◆ Problem to solve ◆
If a line of the data below contains the string "left", copy it into your answer.

*** Data records Section Begins ***

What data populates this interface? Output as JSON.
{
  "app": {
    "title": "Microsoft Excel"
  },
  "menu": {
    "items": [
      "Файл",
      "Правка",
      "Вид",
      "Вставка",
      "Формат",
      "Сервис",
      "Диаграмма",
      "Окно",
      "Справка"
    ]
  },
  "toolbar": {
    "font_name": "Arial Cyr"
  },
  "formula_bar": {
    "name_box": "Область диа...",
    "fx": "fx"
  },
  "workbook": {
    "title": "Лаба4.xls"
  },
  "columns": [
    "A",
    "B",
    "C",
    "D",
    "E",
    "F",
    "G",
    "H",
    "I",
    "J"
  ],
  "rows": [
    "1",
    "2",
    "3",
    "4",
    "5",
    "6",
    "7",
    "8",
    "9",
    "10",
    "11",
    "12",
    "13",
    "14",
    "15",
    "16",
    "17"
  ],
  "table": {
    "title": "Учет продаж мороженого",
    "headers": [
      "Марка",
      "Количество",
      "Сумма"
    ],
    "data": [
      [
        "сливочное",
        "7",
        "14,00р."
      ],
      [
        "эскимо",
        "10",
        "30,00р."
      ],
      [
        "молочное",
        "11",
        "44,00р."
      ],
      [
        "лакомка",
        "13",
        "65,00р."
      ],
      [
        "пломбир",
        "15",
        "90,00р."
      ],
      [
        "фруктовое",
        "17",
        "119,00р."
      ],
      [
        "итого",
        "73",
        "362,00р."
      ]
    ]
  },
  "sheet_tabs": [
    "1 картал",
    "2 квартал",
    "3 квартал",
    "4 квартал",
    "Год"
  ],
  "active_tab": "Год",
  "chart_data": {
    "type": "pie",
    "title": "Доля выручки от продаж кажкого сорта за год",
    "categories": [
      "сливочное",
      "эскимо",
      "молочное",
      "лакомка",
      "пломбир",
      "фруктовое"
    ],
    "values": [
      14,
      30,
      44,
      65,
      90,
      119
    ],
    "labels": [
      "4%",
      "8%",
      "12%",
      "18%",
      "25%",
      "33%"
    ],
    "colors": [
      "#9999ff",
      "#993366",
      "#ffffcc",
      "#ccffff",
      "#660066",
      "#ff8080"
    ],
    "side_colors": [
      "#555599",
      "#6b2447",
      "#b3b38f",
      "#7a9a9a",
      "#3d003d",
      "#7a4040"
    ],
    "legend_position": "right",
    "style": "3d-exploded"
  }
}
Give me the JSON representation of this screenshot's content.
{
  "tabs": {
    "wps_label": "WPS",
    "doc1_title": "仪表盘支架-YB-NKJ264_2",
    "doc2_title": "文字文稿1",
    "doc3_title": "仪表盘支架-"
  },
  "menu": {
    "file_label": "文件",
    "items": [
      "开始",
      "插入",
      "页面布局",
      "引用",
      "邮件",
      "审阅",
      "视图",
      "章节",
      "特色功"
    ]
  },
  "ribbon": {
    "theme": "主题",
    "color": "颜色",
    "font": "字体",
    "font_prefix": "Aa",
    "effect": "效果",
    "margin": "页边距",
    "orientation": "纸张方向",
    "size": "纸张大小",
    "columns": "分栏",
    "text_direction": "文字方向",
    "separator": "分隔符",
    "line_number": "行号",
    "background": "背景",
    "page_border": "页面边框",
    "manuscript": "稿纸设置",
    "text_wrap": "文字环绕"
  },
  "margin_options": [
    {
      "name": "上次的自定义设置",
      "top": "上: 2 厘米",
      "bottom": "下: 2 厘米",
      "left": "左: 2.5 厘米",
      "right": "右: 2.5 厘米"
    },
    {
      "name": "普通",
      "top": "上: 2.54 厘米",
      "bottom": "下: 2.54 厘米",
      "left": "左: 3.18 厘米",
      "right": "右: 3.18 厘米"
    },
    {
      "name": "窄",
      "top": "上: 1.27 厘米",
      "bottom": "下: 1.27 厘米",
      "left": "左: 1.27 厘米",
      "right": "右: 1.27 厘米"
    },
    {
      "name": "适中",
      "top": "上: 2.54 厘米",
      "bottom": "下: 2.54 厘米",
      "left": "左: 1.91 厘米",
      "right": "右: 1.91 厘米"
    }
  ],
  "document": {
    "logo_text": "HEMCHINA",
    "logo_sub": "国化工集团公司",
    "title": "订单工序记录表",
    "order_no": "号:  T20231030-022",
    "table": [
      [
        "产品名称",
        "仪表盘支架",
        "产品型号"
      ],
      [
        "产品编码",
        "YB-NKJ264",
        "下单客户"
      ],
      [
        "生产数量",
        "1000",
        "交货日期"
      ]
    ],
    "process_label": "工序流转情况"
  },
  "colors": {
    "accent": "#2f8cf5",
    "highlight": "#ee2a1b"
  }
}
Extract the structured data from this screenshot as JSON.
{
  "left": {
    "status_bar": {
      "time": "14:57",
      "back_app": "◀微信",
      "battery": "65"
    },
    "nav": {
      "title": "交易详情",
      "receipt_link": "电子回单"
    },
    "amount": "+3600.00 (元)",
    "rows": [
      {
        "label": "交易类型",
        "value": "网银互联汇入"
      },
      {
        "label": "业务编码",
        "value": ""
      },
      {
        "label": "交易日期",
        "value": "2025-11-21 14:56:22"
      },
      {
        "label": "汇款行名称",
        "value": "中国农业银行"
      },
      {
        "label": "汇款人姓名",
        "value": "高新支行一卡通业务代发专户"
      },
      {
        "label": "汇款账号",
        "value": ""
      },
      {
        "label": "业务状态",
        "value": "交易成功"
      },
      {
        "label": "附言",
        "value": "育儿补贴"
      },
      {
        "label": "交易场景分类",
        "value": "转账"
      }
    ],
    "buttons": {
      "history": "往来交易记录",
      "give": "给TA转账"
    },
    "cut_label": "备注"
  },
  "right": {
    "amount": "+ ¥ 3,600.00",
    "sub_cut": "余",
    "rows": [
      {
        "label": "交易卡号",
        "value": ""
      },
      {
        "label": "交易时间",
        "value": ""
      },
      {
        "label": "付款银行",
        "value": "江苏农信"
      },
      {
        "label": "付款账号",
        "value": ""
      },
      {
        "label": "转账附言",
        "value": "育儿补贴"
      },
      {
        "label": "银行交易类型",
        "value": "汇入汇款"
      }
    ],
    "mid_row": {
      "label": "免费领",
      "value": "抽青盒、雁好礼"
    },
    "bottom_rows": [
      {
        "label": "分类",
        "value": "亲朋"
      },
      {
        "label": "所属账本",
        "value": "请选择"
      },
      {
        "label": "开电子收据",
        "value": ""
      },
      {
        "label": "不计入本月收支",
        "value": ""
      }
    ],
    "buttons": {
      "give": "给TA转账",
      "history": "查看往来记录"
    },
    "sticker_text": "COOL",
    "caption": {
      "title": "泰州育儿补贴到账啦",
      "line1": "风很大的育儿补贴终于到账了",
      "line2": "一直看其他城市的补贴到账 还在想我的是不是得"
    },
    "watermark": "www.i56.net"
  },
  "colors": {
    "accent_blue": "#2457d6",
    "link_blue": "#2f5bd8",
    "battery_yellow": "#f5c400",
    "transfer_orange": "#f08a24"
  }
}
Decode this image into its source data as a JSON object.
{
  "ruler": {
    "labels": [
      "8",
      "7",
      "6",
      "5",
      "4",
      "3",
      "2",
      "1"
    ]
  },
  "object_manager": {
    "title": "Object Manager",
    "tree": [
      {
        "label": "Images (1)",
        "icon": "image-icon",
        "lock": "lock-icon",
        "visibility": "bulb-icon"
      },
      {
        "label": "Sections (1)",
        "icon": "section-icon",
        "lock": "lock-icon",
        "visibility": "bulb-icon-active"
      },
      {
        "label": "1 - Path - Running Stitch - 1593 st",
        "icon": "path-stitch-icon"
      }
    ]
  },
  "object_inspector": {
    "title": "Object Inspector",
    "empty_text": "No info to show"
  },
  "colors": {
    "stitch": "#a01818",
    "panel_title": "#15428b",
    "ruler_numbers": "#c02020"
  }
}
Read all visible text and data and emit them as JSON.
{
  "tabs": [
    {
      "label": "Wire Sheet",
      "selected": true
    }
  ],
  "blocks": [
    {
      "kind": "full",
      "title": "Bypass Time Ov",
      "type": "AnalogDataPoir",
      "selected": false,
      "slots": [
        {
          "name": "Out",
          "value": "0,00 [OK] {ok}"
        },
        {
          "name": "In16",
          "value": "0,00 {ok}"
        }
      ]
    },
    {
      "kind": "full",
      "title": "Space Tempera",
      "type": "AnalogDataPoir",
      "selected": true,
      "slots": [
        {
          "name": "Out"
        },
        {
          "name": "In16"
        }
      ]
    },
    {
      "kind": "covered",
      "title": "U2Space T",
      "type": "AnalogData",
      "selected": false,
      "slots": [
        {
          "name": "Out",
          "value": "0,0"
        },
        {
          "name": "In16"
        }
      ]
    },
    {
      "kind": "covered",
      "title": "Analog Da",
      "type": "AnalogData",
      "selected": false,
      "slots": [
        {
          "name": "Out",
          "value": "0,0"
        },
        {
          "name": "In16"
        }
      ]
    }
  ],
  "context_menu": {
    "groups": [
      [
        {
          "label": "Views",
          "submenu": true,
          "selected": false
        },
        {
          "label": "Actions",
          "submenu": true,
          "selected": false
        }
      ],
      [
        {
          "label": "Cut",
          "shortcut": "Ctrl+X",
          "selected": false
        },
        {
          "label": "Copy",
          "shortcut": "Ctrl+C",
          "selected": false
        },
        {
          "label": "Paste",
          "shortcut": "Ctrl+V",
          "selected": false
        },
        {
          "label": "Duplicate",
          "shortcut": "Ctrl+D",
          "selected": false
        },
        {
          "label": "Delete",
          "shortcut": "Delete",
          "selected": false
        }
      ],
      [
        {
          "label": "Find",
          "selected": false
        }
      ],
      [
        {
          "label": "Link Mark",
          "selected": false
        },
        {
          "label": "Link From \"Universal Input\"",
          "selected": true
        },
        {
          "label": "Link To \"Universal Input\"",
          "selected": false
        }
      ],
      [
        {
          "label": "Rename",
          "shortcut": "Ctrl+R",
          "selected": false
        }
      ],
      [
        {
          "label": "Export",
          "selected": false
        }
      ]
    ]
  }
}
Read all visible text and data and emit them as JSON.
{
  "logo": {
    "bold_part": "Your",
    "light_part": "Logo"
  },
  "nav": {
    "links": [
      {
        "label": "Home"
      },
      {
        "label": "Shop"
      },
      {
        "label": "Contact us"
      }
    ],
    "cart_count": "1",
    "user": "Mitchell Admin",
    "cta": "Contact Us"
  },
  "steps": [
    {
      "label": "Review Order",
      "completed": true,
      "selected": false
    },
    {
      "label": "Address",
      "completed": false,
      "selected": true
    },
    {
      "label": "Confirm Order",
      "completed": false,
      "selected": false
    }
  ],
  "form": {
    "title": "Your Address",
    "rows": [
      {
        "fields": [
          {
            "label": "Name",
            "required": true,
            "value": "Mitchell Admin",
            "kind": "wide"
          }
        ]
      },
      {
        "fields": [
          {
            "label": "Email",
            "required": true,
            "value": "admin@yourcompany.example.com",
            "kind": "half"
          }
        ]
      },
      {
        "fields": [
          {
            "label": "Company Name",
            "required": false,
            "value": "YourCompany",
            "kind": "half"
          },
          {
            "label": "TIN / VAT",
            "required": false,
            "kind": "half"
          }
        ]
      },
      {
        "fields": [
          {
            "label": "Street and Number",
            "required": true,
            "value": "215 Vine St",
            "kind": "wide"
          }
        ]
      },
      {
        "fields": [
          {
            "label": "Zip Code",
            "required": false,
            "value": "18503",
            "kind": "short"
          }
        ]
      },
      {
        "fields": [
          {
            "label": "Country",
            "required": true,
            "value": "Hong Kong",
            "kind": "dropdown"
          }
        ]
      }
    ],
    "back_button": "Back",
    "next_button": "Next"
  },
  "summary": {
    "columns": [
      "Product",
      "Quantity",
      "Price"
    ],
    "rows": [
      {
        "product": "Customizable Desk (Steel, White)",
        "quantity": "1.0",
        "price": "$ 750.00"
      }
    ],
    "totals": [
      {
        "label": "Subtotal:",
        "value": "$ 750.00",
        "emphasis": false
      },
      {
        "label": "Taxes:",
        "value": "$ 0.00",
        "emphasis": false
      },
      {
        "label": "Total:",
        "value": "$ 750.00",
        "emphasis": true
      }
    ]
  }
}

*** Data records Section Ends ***

◆ Finished exercise ◆
      "left": "左: 2.5 厘米",
      "left": "左: 3.18 厘米",
      "left": "左: 1.27 厘米",
      "left": "左: 1.91 厘米",
  "left": {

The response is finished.